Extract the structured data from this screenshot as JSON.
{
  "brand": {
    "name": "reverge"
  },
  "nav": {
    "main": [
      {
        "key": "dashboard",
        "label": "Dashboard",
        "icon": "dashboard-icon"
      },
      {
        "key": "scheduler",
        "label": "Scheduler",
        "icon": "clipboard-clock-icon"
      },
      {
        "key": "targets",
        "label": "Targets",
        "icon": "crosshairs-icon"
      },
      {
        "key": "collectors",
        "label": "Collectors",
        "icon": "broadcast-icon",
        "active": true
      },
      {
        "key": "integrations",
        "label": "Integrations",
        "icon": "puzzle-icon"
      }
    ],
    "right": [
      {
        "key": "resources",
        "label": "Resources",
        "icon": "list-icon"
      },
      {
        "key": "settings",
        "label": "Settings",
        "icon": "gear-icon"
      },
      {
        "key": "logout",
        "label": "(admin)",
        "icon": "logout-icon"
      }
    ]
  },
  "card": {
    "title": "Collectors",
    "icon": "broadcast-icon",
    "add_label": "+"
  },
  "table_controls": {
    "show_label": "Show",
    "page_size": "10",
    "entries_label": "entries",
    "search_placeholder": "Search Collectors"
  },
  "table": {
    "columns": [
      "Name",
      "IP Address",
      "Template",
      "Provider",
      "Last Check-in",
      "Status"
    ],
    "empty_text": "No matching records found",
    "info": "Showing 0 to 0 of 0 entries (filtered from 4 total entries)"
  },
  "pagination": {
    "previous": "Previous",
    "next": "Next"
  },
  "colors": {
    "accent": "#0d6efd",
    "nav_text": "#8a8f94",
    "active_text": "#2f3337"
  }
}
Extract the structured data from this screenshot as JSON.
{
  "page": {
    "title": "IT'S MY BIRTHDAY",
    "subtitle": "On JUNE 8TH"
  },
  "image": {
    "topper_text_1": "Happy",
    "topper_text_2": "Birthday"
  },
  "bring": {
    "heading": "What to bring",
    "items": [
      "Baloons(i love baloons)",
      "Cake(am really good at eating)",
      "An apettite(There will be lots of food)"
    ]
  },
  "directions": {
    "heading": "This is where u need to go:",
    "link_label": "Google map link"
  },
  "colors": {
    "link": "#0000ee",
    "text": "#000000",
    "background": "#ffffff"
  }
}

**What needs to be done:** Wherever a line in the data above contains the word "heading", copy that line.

**Your response:**
    "heading": "What to bring",
    "heading": "This is where u need to go:",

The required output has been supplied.